The Supreme Prosecutors' Office Special Investigation Panel accused Lee and a top aide of embezzling nearly $7.8 million from the National Security Bureau and laundering it during his term from 1998 to 2000, the Taipei Times reported.
Lee, who was expected to fight the charges, could be sentenced to as much as 10 years in prison if convicted but prosecutors were quoted as saying they may ask for a lenient sentence because of his age.
Lee's political allies criticized the indictment saying it was based on evidence that had been dismissed in an earlier case.
China's state-run Xinhua news agency, while reporting Lee's indictment, said Lee's successor, Chen Shui-bian, is currently serving a jail term of 17 and a half years on two bribery convictions.

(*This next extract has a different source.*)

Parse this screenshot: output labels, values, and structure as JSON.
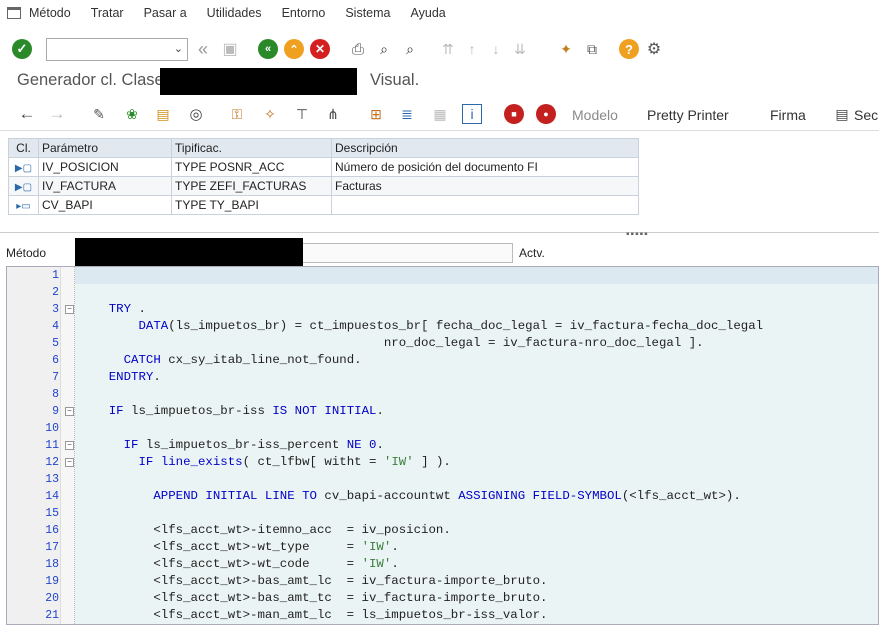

Chen was convicted last year, the report said.
The New York Times reported Lee helped steer Taiwan toward democracy. Taiwan's current President Ma Ying-jeou and his Kuomintang party have been advocating closer relations with the mainland.
Communist China has never given up its sovereign claims over Taiwan but the two sides have had separate governments for six decades.